(Cross-posted from Legislative Watch).

You never know what issue is going to get people up in arms.

Given the new conservative General Assembly’s headlong rush to the far right this session there have been several obvious candidates, but few seem to have really sparked the kind of anger one might have expected — maybe because they’re coming so fast and furious that average folks have been numbed by it all.

And then along comes a proposal like House Bill 253 — the proposal to allow children who are home schooled to participate in interscholastic athletics.

This measure seems to have struck a nerve and awakened a lot of average, middle-of-the-road North Carolinians to just how radical many of the people in charge on Jones Street have become.

To see confirmation of this, check out some of the comments that accompany the coverage of the story on WRAL.com.

Here’s a typical comment:

I get so sick of hearing from people who want what they want, and when they want it. You can’t have everything. Choose public school and get public athletics. Choose home school and get home school sport groups. Choose what is most important to you and then live with the consequences. Funny how such an important concept, through this bill, is not being taught to young people. I consider it an important life lesson.”

Others have weighed in on how such a change would invite all sorts of shenanigans when it comes to recruiting top athletes.

Let’s hope the absurdity of this proposal helps awaken people across the state to the kinds of counter-productive things that happen when extreme ideologues seize control of the reins of government.

4 Comments

  1. Stephanie

    March 31, 2011 at 12:24 pm

    You are horrible, narrow-minded people. Bigots, in fact. I’m sure you fancy yourselves the great tolerant bastions of All Humanity. HA!

  2. KB

    March 31, 2011 at 2:54 pm

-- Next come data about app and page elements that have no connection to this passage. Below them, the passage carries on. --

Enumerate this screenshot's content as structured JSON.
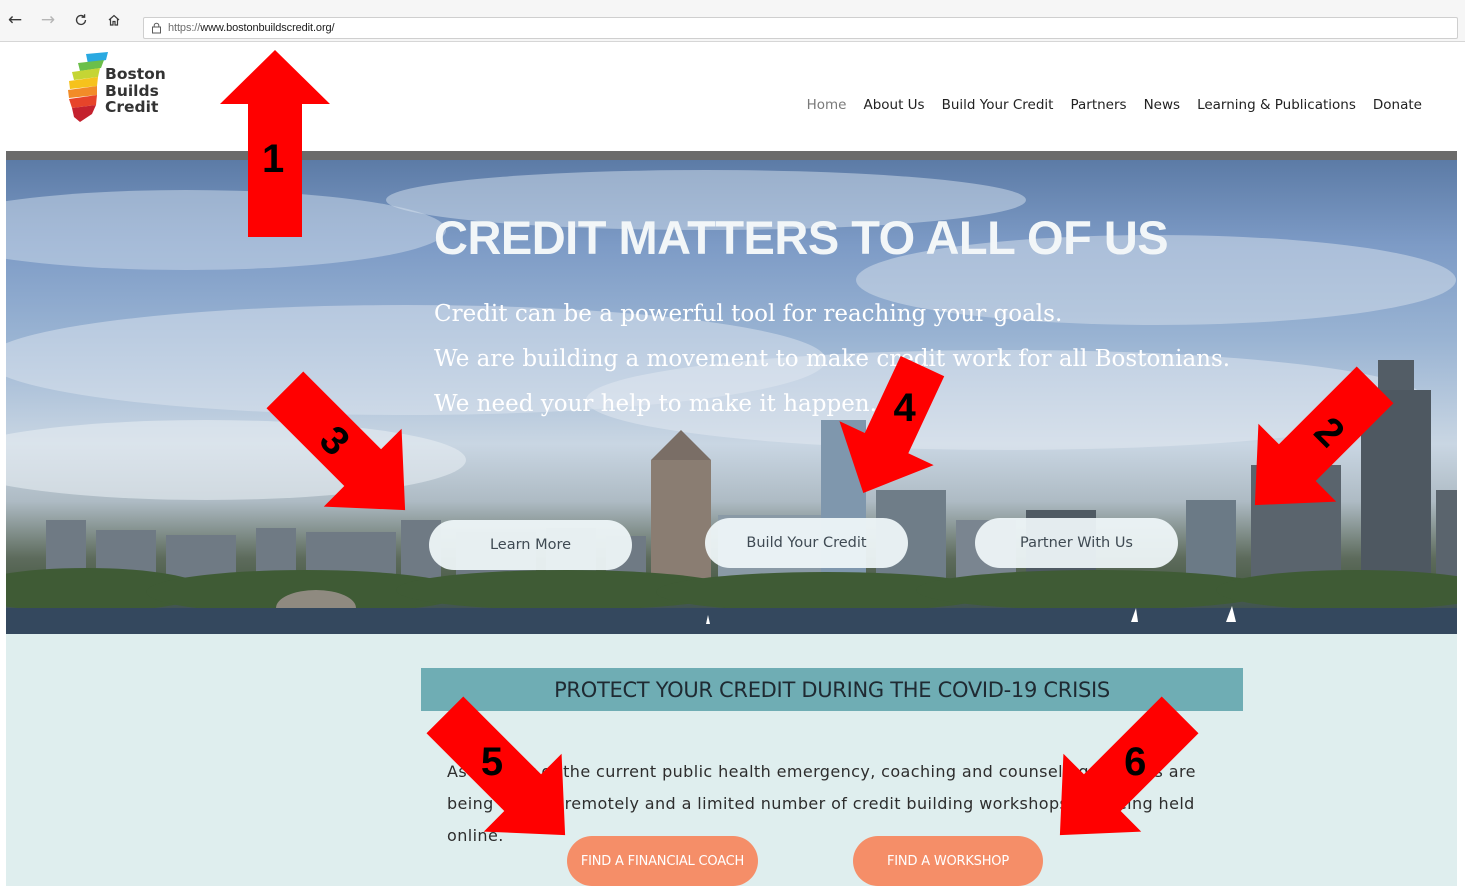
{
  "browser": {
    "url_prefix": "https://",
    "url_host": "www.bostonbuildscredit.org/",
    "icons": [
      "back-icon",
      "forward-icon",
      "refresh-icon",
      "home-icon",
      "lock-icon"
    ]
  },
  "logo": {
    "line1": "Boston",
    "line2": "Builds",
    "line3": "Credit"
  },
  "nav": {
    "home": "Home",
    "about": "About Us",
    "build": "Build Your Credit",
    "partners": "Partners",
    "news": "News",
    "learning": "Learning & Publications",
    "donate": "Donate"
  },
  "hero": {
    "title": "CREDIT MATTERS TO ALL OF US",
    "line1": "Credit can be a powerful tool for reaching your goals.",
    "line2": "We are building a movement to make credit work for all Bostonians.",
    "line3": "We need your help to make it happen.",
    "btn_learn": "Learn More",
    "btn_build": "Build Your Credit",
    "btn_partner": "Partner With Us"
  },
  "covid": {
    "banner": "PROTECT YOUR CREDIT DURING THE COVID-19 CRISIS",
    "line1": "As a result of the current public health emergency, coaching and counseling services are",
    "line2": "being offered remotely and a limited number of credit building workshops are being held online.",
    "btn_coach": "FIND A FINANCIAL COACH",
    "btn_workshop": "FIND A WORKSHOP"
  },
  "annotations": {
    "color": "#ff0000",
    "labels": [
      "1",
      "2",
      "3",
      "4",
      "5",
      "6"
    ]
  }
}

    Hmmm. don’t know what ticked off Ms. Stephanie above me but I’m with the vast majority here. If you don’t want your children educated with mine in public school then you certainly wouldn’t want them on a team together. You can not have both. I can not enroll my child on Catholic school but opt out of the parts I have a problem with…

  3. Rob Schofield

    March 31, 2011 at 4:31 pm

    Appreciate the comment. KB.

    As for dear Stephanie, all I can say is that I think she’s being awfully tough on the legislators. While I disagree with their actions, I wouldn’t go so far as to call them “Bigots” or claim that they fancy themselves “the great tolerant bastions of All Humanity.”

    Those kinds of terms should be reserved for the truly hypocritical, venom-filled types — you know the kind of people who claim to be devout and love-filled, but who then spend their time fighting for policies that tear down the common good institutions that bind our society together and keep us from walling ourselves off into mutually suspicious, sectarian enclaves.

  4. Johnny

    April 2, 2011 at 10:36 am

    This is not about politics…its about kids. A child whose parents do not allow them to attend public school for whatever reason has every right to participate in a sports program that is paid for with their tax money.

    So let’s leave politics out of this, OK. The only problem I see is the academic standards on the kids in public schools may now be unfair as the home schooled students are not held to the same standards.

    But, I know many home schooled kids that would benefit greatly in many ways by participating in school sports….a concession their parents may make. Progressives need to remember our pledge to all children.